Such is why Democratic leaders, from House Speaker Nancy PelosiNancy PelosiPush to expand Supreme Court faces Democratic buzzsaw Schumer labels McConnell's scheduled coronavirus stimulus vote as 'a stunt' Pelosi: White House made 'unacceptable changes' to testing language during negotiations on coronavirus stimulus MORE (D-Calif.) to Rep. Alexandria Ocasio-CortezAlexandria Ocasio-CortezOVERNIGHT ENERGY: EPA may violate courts with new rule extending life of unlined coal ash ponds | Trump reverses course, approving assistance for California wildfires | Climate change, national security among topics for final Trump-Biden debate Biden distances himself from Green New Deal during town hall Ocasio-Cortez, progressives call on Senate not to confirm lobbyists or executives to future administration posts MORE (D-NY), are calling for court-packing as soon as they have the power to do so.

Obviously, they hope they will be victorious across the board this November, so they can pull this off before the court has the opportunity to rule on any of these matters. However, this is a dangerous game.

What’s good for the goose is good for the gander. If the Democrats are willing to blow-up a sacred institution for political ends, you can bet your bottom dollar that this will instigate a new era of dysfunction in the nation’s capital.

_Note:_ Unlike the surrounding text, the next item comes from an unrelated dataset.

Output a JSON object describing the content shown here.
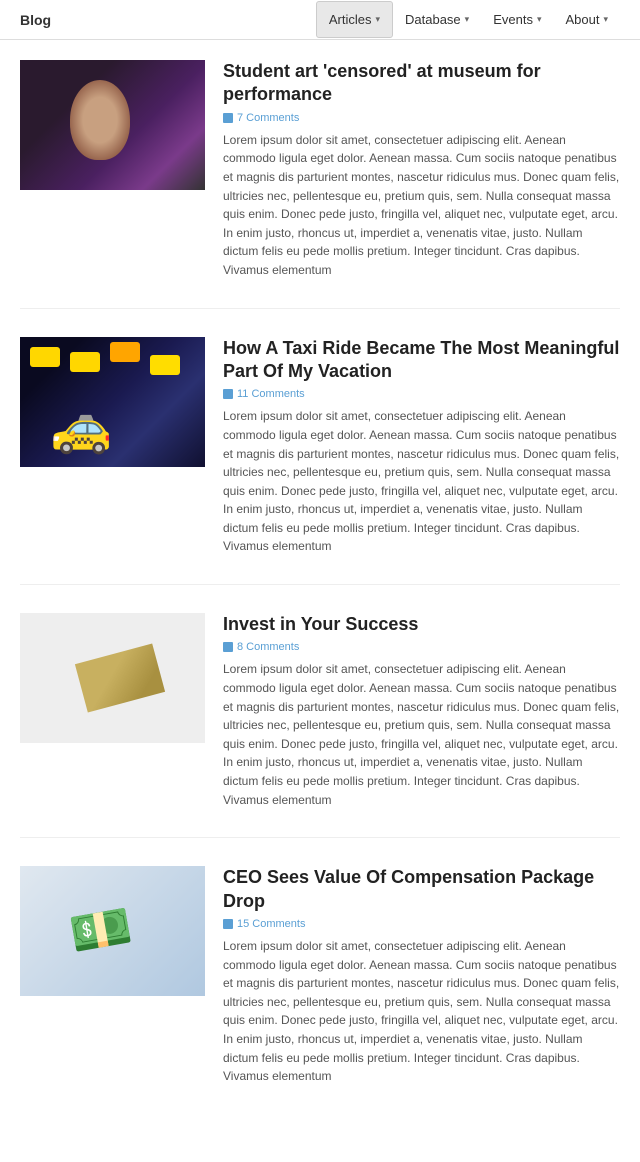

It is likely that this would force the GOP’s hand to employ similar tactics. After all, we should not forget that it was Democrats who did away with the 60-vote threshold to appoint federal judges when they controlled the upper chamber in 2013.

Ironically, this has allowed the GOP to secure the current vacancy with a majority vote, which they would not have been able to do had the Democrats not changed the rules while they were in power.

Yet, I doubt Schumer, Pelosi, AOC, Harris or even Biden will learn their lesson from their past error in judgment.

Judging by their recent rhetoric, it seems that they are more than willing to double-down and up the ante. The big question is, will Americans give them the opportunity to carry out their court-packing plan? 

Chris Talgo (ctalgo@heartland.org) is an editor at The Heartland Institute.